▶ What the task requires
In the copy, keep every line below as it is and leave out the pictures.

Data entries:
# # # # # # #
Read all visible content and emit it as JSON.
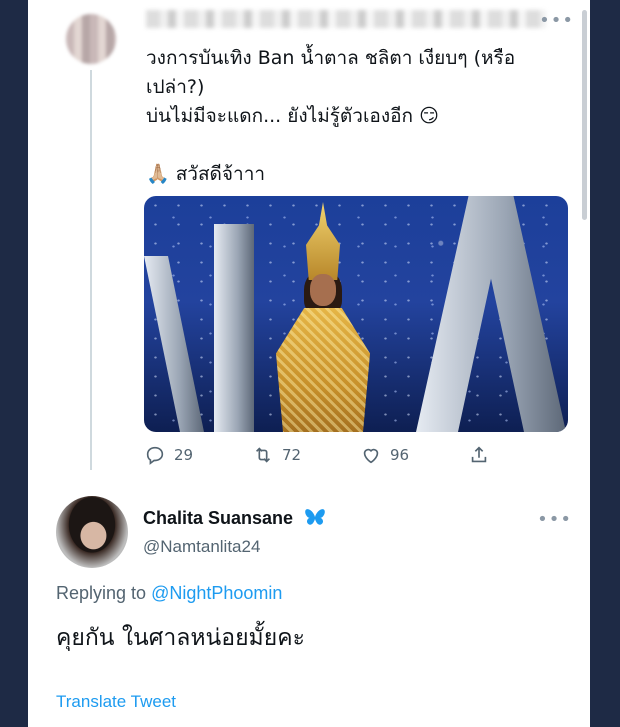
{
  "tweet1": {
    "author_name": "",
    "text": "วงการบันเทิง Ban น้ำตาล ชลิตา เงียบๆ (หรือ\nเปล่า?)\nบ่นไม่มีจะแดก... ยังไม่รู้ตัวเองอีก 😏\n\n🙏🏼 สวัสดีจ้าาา",
    "more": "•••",
    "replies": "29",
    "retweets": "72",
    "likes": "96"
  },
  "tweet2": {
    "name": "Chalita Suansane",
    "handle": "@Namtanlita24",
    "more": "•••",
    "replying_prefix": "Replying to",
    "replying_to": "@NightPhoomin",
    "text": "คุยกัน ในศาลหน่อยมั้ยคะ",
    "translate": "Translate Tweet"
  },
  "colors": {
    "link": "#1d9bf0",
    "secondary_text": "#536471",
    "verified_butterfly": "#1d9bf0"
  }
}
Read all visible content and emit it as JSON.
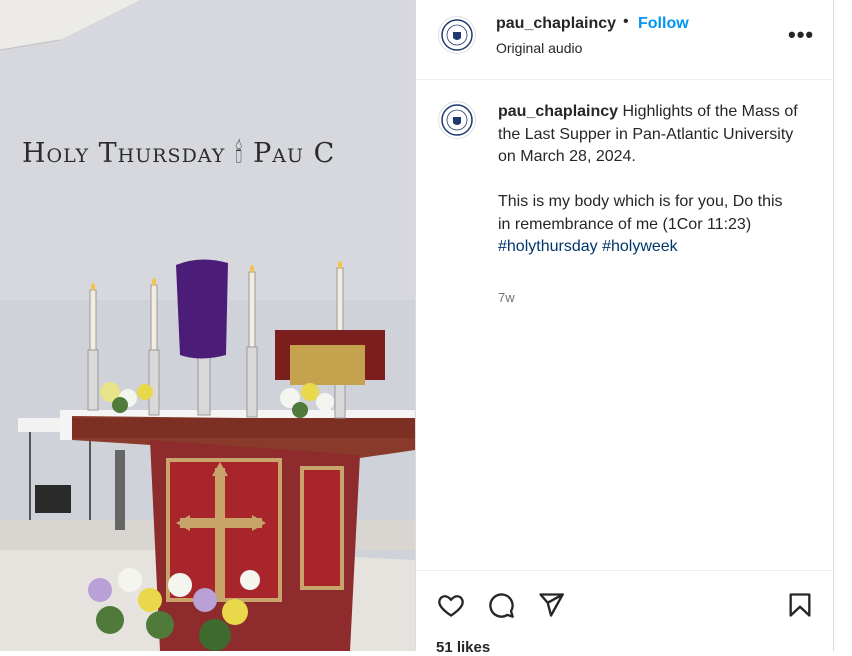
{
  "post": {
    "username": "pau_chaplaincy",
    "separator": "•",
    "follow_label": "Follow",
    "audio_label": "Original audio",
    "more_label": "•••"
  },
  "media": {
    "overlay_text": "Holy Thursday 🕯 Pau C"
  },
  "caption": {
    "username": "pau_chaplaincy",
    "line1": "Highlights of the Mass of the Last Supper in Pan-Atlantic University on March 28, 2024.",
    "line2": "This is my body which is for you, Do this in remembrance of me (1Cor 11:23)",
    "hashtags": "#holythursday #holyweek",
    "time": "7w"
  },
  "actions": {
    "likes": "51 likes"
  },
  "icons": {
    "like": "heart-icon",
    "comment": "comment-bubble-icon",
    "share": "paper-plane-icon",
    "save": "bookmark-icon",
    "more": "more-options-icon"
  }
}
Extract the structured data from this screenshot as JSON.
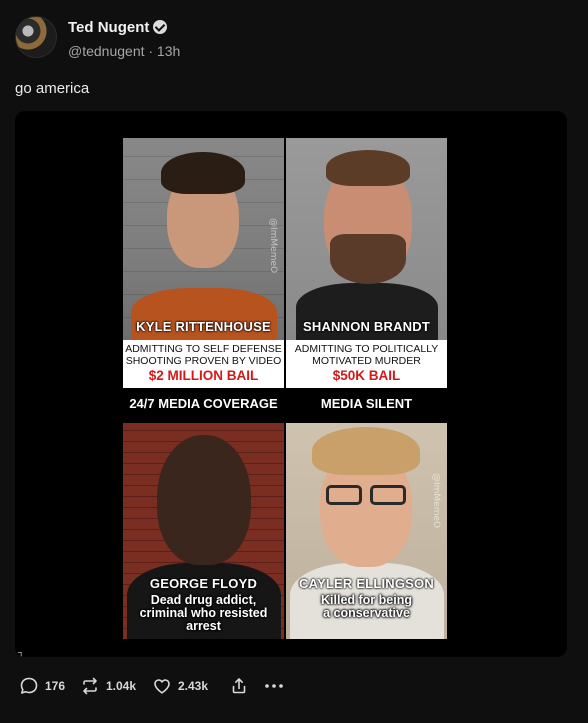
{
  "post": {
    "author_name": "Ted Nugent",
    "handle_time": "@tednugent · 13h",
    "text": "go america"
  },
  "meme": {
    "panels": [
      {
        "name": "KYLE RITTENHOUSE",
        "caption1": "ADMITTING TO SELF DEFENSE",
        "caption2": "SHOOTING PROVEN BY VIDEO",
        "bail": "$2 MILLION BAIL"
      },
      {
        "name": "SHANNON BRANDT",
        "caption1": "ADMITTING TO POLITICALLY",
        "caption2": "MOTIVATED MURDER",
        "bail": "$50K BAIL"
      },
      {
        "name": "GEORGE FLOYD",
        "caption1": "Dead drug addict,",
        "caption2": "criminal who resisted",
        "caption3": "arrest"
      },
      {
        "name": "CAYLER ELLINGSON",
        "caption1": "Killed for being",
        "caption2": "a conservative"
      }
    ],
    "coverage_left": "24/7 MEDIA COVERAGE",
    "coverage_right": "MEDIA SILENT",
    "watermark": "@ImMemeO"
  },
  "media": {
    "alt_badge": "┐"
  },
  "actions": {
    "reply_count": "176",
    "repost_count": "1.04k",
    "like_count": "2.43k"
  },
  "icons": {
    "reply": "reply-bubble-icon",
    "repost": "repost-icon",
    "like": "heart-icon",
    "share": "share-icon",
    "more": "more-dots-icon",
    "verified": "verified-badge-icon"
  },
  "colors": {
    "background": "#0f0f10",
    "bail_red": "#d31919"
  }
}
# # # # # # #
▶ Expected answer
Read all visible content and emit it as JSON.
{
  "tweet1": {
    "author_name": "",
    "text": "วงการบันเทิง Ban น้ำตาล ชลิตา เงียบๆ (หรือ\nเปล่า?)\nบ่นไม่มีจะแดก... ยังไม่รู้ตัวเองอีก 😏\n\n🙏🏼 สวัสดีจ้าาา",
    "more": "•••",
    "replies": "29",
    "retweets": "72",
    "likes": "96"
  },
  "tweet2": {
    "name": "Chalita Suansane",
    "handle": "@Namtanlita24",
    "more": "•••",
    "replying_prefix": "Replying to",
    "replying_to": "@NightPhoomin",
    "text": "คุยกัน ในศาลหน่อยมั้ยคะ",
    "translate": "Translate Tweet"
  },
  "colors": {
    "link": "#1d9bf0",
    "secondary_text": "#536471",
    "verified_butterfly": "#1d9bf0"
  }
}
Read all visible content and emit it as JSON.
{
  "post": {
    "username": "pau_chaplaincy",
    "separator": "•",
    "follow_label": "Follow",
    "audio_label": "Original audio",
    "more_label": "•••"
  },
  "media": {
    "overlay_text": "Holy Thursday 🕯 Pau C"
  },
  "caption": {
    "username": "pau_chaplaincy",
    "line1": "Highlights of the Mass of the Last Supper in Pan-Atlantic University on March 28, 2024.",
    "line2": "This is my body which is for you, Do this in remembrance of me (1Cor 11:23)",
    "hashtags": "#holythursday #holyweek",
    "time": "7w"
  },
  "actions": {
    "likes": "51 likes"
  },
  "icons": {
    "like": "heart-icon",
    "comment": "comment-bubble-icon",
    "share": "paper-plane-icon",
    "save": "bookmark-icon",
    "more": "more-options-icon"
  }
}
Extract the structured data from this screenshot as JSON.
{
  "post": {
    "author_name": "Ted Nugent",
    "handle_time": "@tednugent · 13h",
    "text": "go america"
  },
  "meme": {
    "panels": [
      {
        "name": "KYLE RITTENHOUSE",
        "caption1": "ADMITTING TO SELF DEFENSE",
        "caption2": "SHOOTING PROVEN BY VIDEO",
        "bail": "$2 MILLION BAIL"
      },
      {
        "name": "SHANNON BRANDT",
        "caption1": "ADMITTING TO POLITICALLY",
        "caption2": "MOTIVATED MURDER",
        "bail": "$50K BAIL"
      },
      {
        "name": "GEORGE FLOYD",
        "caption1": "Dead drug addict,",
        "caption2": "criminal who resisted",
        "caption3": "arrest"
      },
      {
        "name": "CAYLER ELLINGSON",
        "caption1": "Killed for being",
        "caption2": "a conservative"
      }
    ],
    "coverage_left": "24/7 MEDIA COVERAGE",
    "coverage_right": "MEDIA SILENT",
    "watermark": "@ImMemeO"
  },
  "media": {
    "alt_badge": "┐"
  },
  "actions": {
    "reply_count": "176",
    "repost_count": "1.04k",
    "like_count": "2.43k"
  },
  "icons": {
    "reply": "reply-bubble-icon",
    "repost": "repost-icon",
    "like": "heart-icon",
    "share": "share-icon",
    "more": "more-dots-icon",
    "verified": "verified-badge-icon"
  },
  "colors": {
    "background": "#0f0f10",
    "bail_red": "#d31919"
  }
}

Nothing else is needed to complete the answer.